A partnership with Cornershop during the pandemic opened Chilean retail giant Cencosud's eys to startups. Its new CVC arm now isn't afraid to be contrarian.

“Cornershop was our wake-up call, the defining moment to start developing e-commerce capabilities in the grocery space,” says Jose Pascual, head of Cencosud Ventures, the investment arm of the Chilean retailer.

Cornershop, a delivery startup owned by Uber Technologies, saw wild success in Latin America during the pandemic. The startup had a close collaboration with Cencosud with many of its deliveries sourced from Cencosud’s stores, including its Jumbo hypermarkets and and Santa Isabel supermarkets.

Seeing this success at close quarters was a trigger for the the regional retail giant to want to work with more startups. Cencosud — which was founded in the 1960s — wanted to know how other startups, and entrepreneurial thinking more generally, could impact other parts of its business. The need for a venture unit was born.

Now, the CVC invests in startups up to series A, deploying between $500,000 and $3m for stakes of up to 15%.

In addition to its equity investments, the unit also engages in what it calls venture partnerships, where it allocates resources internally to growing a startup’s capabilities, in the context of its relationship with Cencosud, without making a direct investment.

The virtue of contrarianism

“I have this feeling that most of the corporate venture initiatives have understood the corporate venturing game backwards. It’s not wrong. It’s just backwards,” says Pascual.

“Most of the corporate venture initiatives have understood the corporate venturing game backwards.”

What he means is that too often corporate VCs too often look for opportunities in the same place as everyone else. Inherent in the VC DNA should be a contrarian streak that looks for gems where others wouldn’t think to. This would not only give you the chance to get ahead of the curve in a certain segment, but also let you get shorter-term revenue where others would only see risk.

Around a year ago, the CVC identified a potential opportunity in the grocery business that it wanted to explore, but the prospect was not well-received within the corporate.

“We understood that neither our top management nor our middle managers thought positively about [it]. Actually, everyone hated it,” said Pascual of the new initiative, which the unit is getting set to announce in the coming months.

“We even received negative emails and had agitated conversations demanding my team to cease and desist that particular initiative.”

Together with a startup, under a venture client model, Cencosud Ventures began trials and proofs-of-concept with the new product. Despite internal pushback they made an investment, managing to secure a budget for an internal team to have what Pascual describes as a fighting chance of demonstrating they were right.

This internal team, dubbed a venture fellowship, functions as an independent entity within the corporate, focused on building the new capability alongside the startup, with access to the corporate’s resources, but taking the same risk as a founder – if the initiative fails, they may find themselves out of a job.

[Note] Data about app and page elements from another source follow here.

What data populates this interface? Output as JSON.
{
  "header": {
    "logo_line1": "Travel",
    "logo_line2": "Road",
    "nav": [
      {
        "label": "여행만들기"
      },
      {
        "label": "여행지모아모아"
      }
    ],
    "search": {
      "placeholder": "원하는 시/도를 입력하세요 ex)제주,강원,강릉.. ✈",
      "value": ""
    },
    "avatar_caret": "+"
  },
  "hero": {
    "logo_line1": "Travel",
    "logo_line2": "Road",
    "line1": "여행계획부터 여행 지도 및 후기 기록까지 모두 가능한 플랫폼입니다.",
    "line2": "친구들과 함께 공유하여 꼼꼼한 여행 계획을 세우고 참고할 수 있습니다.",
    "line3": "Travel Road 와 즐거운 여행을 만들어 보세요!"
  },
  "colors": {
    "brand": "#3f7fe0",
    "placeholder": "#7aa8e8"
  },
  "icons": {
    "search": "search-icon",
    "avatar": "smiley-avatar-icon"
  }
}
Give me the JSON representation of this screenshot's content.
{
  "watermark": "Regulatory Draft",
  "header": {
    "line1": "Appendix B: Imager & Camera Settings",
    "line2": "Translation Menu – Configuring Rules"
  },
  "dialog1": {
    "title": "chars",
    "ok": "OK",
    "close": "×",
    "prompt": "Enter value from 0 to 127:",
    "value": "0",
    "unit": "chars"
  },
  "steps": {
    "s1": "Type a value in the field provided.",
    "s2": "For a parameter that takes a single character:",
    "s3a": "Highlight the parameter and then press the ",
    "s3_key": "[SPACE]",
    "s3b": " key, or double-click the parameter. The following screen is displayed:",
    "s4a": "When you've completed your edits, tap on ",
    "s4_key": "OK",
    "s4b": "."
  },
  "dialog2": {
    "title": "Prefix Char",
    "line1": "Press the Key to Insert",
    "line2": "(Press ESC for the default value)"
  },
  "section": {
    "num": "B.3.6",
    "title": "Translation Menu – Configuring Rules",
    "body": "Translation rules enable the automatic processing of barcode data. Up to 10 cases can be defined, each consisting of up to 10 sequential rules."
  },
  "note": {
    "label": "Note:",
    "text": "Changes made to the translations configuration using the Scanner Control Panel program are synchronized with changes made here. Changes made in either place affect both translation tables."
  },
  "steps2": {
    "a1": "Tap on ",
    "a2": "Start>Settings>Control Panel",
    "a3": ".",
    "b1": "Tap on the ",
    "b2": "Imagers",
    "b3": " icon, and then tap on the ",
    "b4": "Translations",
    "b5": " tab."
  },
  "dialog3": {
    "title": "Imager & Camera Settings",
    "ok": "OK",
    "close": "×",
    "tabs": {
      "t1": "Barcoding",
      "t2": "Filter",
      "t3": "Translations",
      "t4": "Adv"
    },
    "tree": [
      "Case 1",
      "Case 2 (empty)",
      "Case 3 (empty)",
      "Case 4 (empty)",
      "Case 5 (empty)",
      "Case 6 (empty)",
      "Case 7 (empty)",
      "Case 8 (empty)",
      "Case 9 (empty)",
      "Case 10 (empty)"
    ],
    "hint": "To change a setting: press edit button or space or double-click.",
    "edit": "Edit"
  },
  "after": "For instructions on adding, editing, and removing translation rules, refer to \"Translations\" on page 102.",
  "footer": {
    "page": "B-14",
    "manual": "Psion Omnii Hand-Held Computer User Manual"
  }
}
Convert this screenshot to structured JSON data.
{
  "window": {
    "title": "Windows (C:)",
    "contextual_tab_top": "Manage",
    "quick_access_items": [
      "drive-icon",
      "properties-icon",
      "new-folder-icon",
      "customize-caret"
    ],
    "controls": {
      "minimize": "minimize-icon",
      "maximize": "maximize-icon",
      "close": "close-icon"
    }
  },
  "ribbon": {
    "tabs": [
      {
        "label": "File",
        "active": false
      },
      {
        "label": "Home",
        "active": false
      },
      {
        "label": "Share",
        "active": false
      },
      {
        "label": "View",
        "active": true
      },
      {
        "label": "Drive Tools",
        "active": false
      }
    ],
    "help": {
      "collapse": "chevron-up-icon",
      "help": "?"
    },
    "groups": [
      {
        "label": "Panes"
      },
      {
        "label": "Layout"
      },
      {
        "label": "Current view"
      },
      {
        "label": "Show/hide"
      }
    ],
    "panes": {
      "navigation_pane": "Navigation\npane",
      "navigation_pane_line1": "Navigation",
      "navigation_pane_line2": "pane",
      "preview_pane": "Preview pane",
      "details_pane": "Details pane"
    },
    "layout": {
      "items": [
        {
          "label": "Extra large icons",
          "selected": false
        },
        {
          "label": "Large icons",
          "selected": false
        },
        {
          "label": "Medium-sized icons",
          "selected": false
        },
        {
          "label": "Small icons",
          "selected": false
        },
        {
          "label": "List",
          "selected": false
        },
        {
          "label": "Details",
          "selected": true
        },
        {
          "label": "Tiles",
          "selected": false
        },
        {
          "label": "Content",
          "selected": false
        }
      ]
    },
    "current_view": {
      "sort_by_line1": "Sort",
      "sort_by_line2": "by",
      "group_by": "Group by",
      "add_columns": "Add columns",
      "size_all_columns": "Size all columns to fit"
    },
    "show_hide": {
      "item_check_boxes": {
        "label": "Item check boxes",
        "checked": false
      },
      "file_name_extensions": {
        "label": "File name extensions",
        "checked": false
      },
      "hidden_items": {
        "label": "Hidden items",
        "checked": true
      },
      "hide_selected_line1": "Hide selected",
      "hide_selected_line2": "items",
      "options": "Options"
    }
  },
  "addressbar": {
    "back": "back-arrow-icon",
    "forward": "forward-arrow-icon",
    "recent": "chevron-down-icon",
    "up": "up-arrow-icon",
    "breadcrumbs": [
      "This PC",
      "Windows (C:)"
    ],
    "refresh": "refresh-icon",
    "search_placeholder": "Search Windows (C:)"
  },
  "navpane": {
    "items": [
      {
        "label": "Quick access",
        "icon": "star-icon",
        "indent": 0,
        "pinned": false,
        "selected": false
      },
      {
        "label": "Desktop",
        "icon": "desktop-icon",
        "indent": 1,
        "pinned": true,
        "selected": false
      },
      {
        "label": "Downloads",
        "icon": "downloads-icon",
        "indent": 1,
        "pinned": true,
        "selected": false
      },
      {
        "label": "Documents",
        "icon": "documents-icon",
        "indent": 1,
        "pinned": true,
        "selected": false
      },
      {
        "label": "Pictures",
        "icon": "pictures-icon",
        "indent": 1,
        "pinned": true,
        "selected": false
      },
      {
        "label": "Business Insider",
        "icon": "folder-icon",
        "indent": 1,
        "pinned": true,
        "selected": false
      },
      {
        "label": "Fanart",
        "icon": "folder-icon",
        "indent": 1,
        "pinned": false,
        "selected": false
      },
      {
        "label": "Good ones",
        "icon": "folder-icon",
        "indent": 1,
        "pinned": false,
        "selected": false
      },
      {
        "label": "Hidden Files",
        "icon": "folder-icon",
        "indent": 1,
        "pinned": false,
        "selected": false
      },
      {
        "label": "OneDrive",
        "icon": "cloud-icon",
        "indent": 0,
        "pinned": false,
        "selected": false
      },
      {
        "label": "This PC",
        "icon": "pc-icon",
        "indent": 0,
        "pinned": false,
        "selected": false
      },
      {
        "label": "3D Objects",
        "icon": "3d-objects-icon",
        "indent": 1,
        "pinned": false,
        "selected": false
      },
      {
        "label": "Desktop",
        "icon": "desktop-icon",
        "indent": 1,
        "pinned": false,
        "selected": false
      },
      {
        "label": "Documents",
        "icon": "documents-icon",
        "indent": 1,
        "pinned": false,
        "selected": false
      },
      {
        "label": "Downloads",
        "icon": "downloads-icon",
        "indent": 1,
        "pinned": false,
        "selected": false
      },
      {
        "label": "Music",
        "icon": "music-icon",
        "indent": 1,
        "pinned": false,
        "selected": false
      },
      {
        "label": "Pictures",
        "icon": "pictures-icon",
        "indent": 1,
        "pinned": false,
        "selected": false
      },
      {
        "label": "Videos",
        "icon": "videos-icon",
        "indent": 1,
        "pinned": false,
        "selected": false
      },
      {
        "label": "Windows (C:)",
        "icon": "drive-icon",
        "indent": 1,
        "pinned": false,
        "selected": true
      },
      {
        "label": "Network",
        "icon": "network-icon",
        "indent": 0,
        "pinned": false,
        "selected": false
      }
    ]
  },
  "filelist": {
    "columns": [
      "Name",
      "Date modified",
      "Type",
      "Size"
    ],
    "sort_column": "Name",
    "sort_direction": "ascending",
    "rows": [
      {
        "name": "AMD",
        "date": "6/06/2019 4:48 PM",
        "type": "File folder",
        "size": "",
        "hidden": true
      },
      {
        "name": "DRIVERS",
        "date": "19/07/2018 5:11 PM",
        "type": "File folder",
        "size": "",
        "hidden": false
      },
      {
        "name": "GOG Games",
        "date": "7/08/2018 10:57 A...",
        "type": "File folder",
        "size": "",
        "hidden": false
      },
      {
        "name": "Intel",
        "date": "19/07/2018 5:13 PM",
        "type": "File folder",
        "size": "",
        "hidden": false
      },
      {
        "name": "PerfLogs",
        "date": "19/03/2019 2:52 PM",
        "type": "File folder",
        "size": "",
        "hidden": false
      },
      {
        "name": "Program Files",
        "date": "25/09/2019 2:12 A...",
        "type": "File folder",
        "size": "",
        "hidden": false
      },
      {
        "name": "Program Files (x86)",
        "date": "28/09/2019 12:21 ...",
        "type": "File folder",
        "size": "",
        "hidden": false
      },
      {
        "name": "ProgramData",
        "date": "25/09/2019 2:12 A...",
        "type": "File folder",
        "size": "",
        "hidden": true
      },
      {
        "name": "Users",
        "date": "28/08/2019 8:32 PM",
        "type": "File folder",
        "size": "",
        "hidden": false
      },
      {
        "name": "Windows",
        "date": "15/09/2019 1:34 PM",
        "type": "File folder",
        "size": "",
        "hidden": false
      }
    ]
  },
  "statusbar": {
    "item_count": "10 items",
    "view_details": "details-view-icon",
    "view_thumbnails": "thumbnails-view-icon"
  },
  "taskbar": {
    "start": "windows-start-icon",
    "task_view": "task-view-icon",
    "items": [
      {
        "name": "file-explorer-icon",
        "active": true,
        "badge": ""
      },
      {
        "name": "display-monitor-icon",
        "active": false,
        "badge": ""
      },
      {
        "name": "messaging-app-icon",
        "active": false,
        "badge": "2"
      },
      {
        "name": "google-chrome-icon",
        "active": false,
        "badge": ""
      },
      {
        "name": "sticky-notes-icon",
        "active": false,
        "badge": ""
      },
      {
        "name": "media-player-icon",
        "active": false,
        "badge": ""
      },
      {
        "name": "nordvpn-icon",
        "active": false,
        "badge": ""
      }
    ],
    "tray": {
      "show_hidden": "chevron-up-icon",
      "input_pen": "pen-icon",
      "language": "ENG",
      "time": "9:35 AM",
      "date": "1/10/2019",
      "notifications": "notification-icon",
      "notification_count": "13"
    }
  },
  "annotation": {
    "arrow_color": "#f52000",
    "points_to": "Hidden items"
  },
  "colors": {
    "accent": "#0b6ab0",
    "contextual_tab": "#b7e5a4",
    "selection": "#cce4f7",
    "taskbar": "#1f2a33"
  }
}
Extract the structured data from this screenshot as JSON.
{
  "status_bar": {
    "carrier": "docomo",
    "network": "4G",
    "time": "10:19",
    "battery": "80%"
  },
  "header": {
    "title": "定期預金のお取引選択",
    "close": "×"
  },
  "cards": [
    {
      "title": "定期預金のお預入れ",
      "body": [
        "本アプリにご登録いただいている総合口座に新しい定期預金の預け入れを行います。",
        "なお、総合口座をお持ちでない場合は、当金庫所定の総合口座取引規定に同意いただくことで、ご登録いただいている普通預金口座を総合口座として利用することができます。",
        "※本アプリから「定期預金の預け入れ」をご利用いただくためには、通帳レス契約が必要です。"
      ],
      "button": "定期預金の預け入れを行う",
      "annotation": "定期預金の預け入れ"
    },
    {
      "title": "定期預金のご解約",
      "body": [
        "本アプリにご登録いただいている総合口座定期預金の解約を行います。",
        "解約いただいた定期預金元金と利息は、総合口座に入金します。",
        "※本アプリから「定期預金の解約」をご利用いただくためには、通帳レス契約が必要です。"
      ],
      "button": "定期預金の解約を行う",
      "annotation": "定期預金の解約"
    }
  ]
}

So far, however, going against the grain is paying off – the new initiative is doubling in size month by month, and the initial 24-month targets that were agreed with the board was reached in five months. Just the earnings before tax, depreciation and amortisation generated so far would be enough to cover the cost of not just the project team, but the whole venture team, according to Pascual.

“This contrarian mentality is extremely important in venture capital because traditional VCs invest against the market. I believe that corporate VCs should invest against the status quo of our corporations so we can prevent disruption or lack of competitiveness.”  

Unified client

The CVC’s portfolio boasts hints of where the retail sector is going.

One of its portfolio companies, Mimo Live Sales, provides white label live streaming services that can be imbedded in brand’s platforms, allowing them to market their products live – which in a market like Latin America has strong potential.

“Video commerce technologies are not that extended in Latin America,” says Pascual.

“We have a strong penetration of TikTok, WhatsApp, and video in general on YouTube, but we don’t monetise that in a way to create an interaction between the brands, the retailer and their clients. So what we were doing here is fostering this culture of, ‘let’s try new things with video’.”

The circa 800 million views being racked up per year through Mimo are enough to rival a television channel in Latin America, he adds. Cencosud has been deploying the startup’s technology across its own services.

Interestingly, while a live-streaming service may be regarded as a strong example of omni-channel marketing, Pascual says that such concepts are giving way to more customer-centric approaches, like that of a “unified client”, the aim of which is to understand the customers themselves holistically, thereby figuring out the best touchpoints to reach them on.

“It’s evident that in less than a year, you’re going to start seeing a lot of supermarkets doing consultancy in the store, with a totem talking to your clients and advising them to eat this or that, or giving them nutritional alternatives,” says Pascual. This is also where generative AI can be further applied to the retail space, giving customers personalised nutrition plans in-store as they go about their shopping.

Fernando Moncada Rivera

Fernando Moncada Rivera is a reporter at Global Corporate Venturing and also host of the CVC Unplugged podcast.